The invention may perhaps be best understood by referring to the drawings, in which FIG. 1 shows an unetched microchannel plate consisting of cores 10 in cladding 11. In FIG. 2 this plate is shown with etchant-resistant mask 12 thereon. This mask may be applied using standard photo-masking or other techniques. Typically such techniques include the steps of coating with a photosensitive layer, exposing the layer to a light image, and developing the layer to remove unexposed portions thereof. FIG. 3 shows the plate after unmasked cores have been etched out by a selective etchant, such as HCl or HF, in the usual manner. It is clearly seen that some of the cores are completely etched out while others are only partially etched in accordance with the placement of the etchant-resistant mask 12. The etched plate is then metallized at 13 by evaporation or the like to produce the metallized plate or electrode, as shown in FIG. 4. The evaporation or deposition of the metal 13 is performed at approximately a angle above and to the right of the surface to be coated. Note that in FIG. 4 a small metal globule 13 is shown deposited just inside the third and ninth etched cores from the left side of the plate. This globule of metal actually serves no known useful purpose but does in fact exist and thus is shown for the sake of accuracy. Finally, the mask and its metal are stripped by an etchant such as NaOH and the other side of the plate is metallized with metal 14, again at approximately a angle, as FIG. 5 shows. At this point the plate undergoes the usual processing steps as a standard microchannel plate, which steps include: cleaning, activation, evaporation of the remaining electrode at a angle (metal 14 of FIG. 5).
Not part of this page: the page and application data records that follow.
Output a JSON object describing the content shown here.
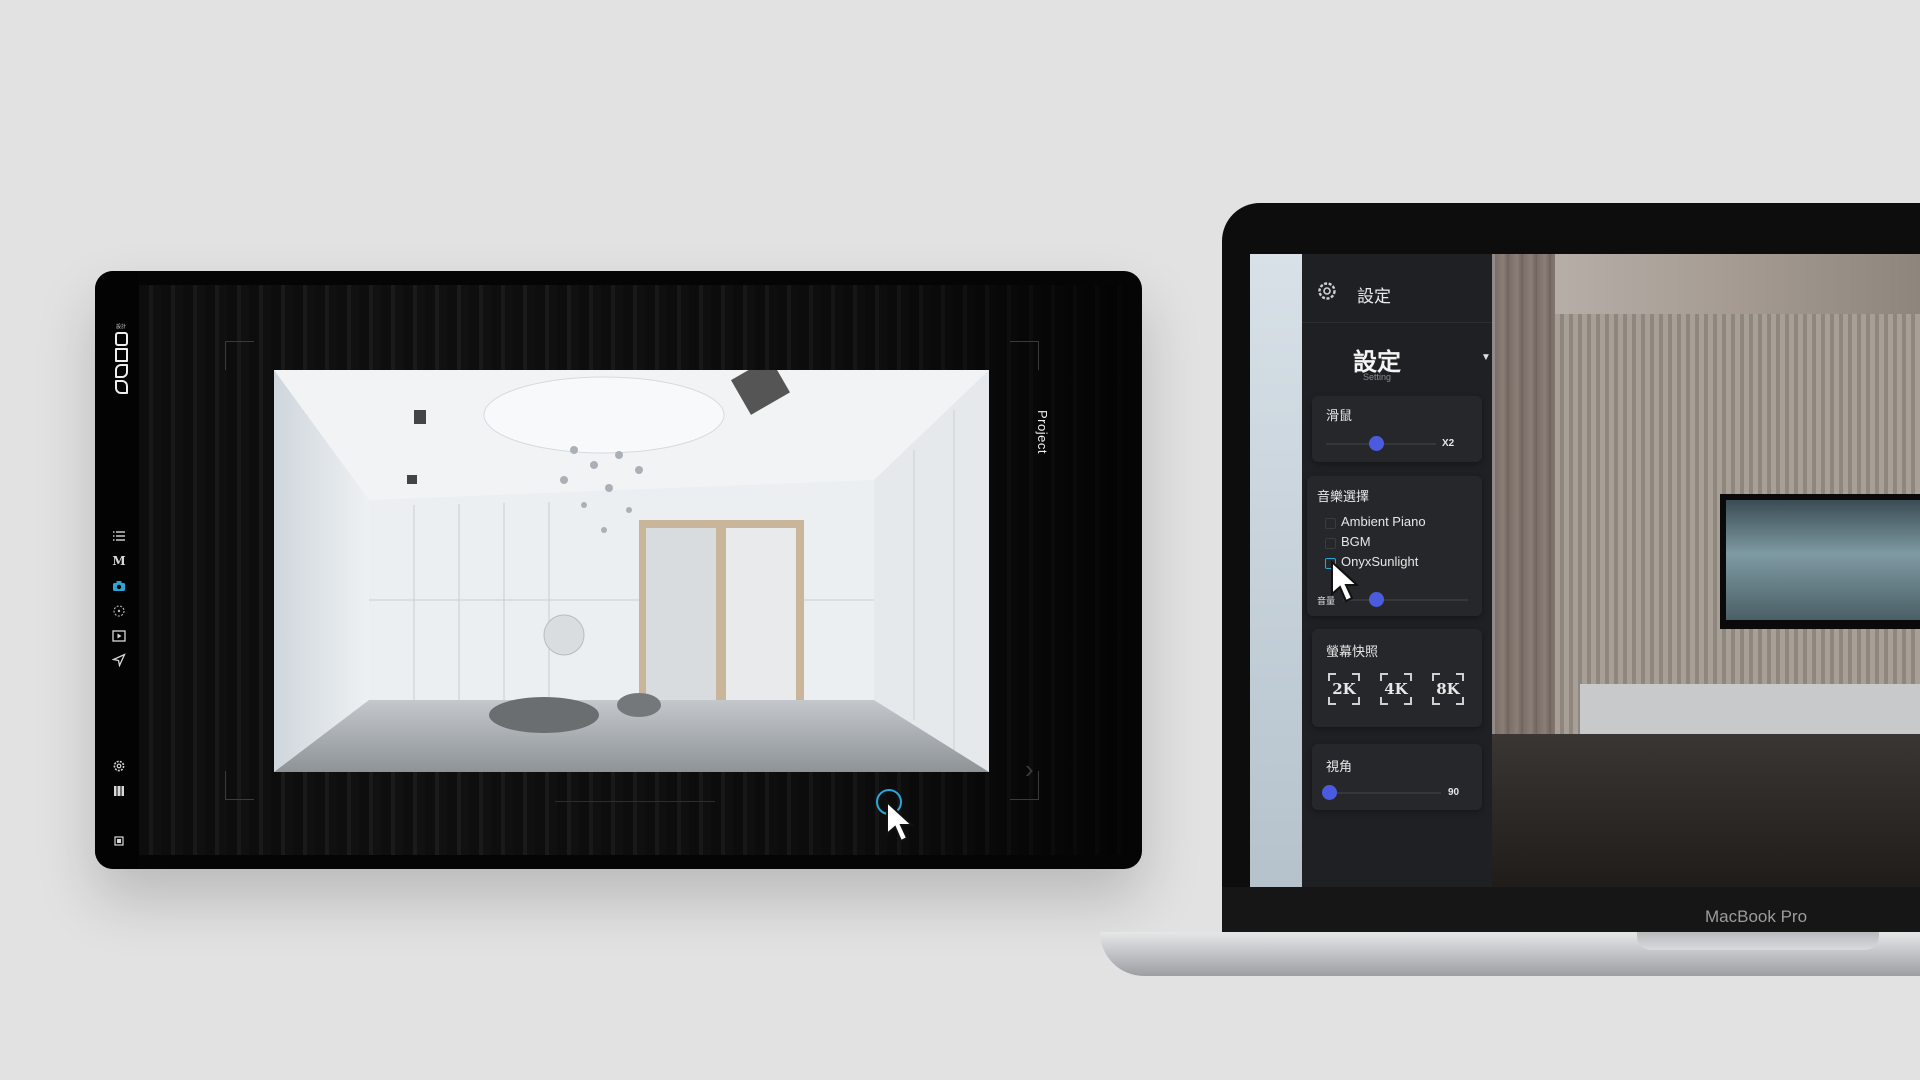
{
  "left_app": {
    "logo_small": "設計",
    "side_label": "Project",
    "rail_icons": [
      "list-icon",
      "m-icon",
      "camera-icon",
      "target-icon",
      "play-icon",
      "send-icon",
      "gear-icon",
      "film-icon",
      "square-icon"
    ],
    "accent": "#2aa6d9"
  },
  "laptop": {
    "brand_label": "MacBook Pro",
    "header": {
      "title": "設定"
    },
    "section": {
      "title": "設定",
      "subtitle": "Setting"
    },
    "mouse": {
      "label": "滑鼠",
      "value_label": "X2",
      "level": 0.35
    },
    "music": {
      "label": "音樂選擇",
      "options": [
        "Ambient Piano",
        "BGM",
        "OnyxSunlight"
      ],
      "selected": "OnyxSunlight",
      "volume_label": "音量",
      "volume_level": 0.35
    },
    "snapshot": {
      "label": "螢幕快照",
      "options": [
        "2K",
        "4K",
        "8K"
      ]
    },
    "fov": {
      "label": "視角",
      "value_label": "90",
      "level": 0
    }
  }
}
Although only the basic steps necessary for the invention have been described, it should be understood that various steps of washing, passivating, etc. may be used, but that such steps are obvious to one skilled in the art. The manner of fabricating the microchannel plate upon which the instant invention is used is well known in the art and is not part of the instant invention.


1. A method of treating an unetched microchannel plate to produce a microchannel plate having a pattern of channels, the method including the steps of:

applying a mask to one side of said unetched microchannel plate in accordance with said pattern:
etching the cores not covered by said mask to produce channels;
metallizing the channels and the mask; and
stripping the mask.

2. The method as recited in claim 1 wherein the step of applying includes the steps of:

coating said one side of said unetched microchannel plate with a photoresist;
exposing said photoresist to a light image of said pattern; and
developing said photoresist to selectively remove said photoresist in accordance with said image to produce said mask.

3. The product produced by the method of claim 1.

Referenced Cited
U.S. Patent Documents
2806958 September 1957 Zunick
3231380 January 1966 Law
3275428 September 1966 Siegmund
3294504 December 1966 Hicks
3492523 January 1970 Smith et al.
Patent History
Patent number: 4153855
Type: Grant
Filed: Dec 16, 1977
Date of Patent: May 8, 1979
Assignee: The United States of America as represented by the Secretary of the Army (Washington, DC)
Inventor: Robert M. Feingold (Annandale, VA)
Primary Examiner: John H. Newsome
Attorneys: Nathan Edelberg, Milton W. Lee, Aubrey J. Dunn
Application Number: 5/861,139
Current U.S. Class: Channel Multiplier (313/105CM); 156/633; 156/657; 156/659; 427/43; 427/54; Liquid Applying Means For Electrode (e.g., Projection Type, Etc.) (96/44)
International Classification: B05D 306;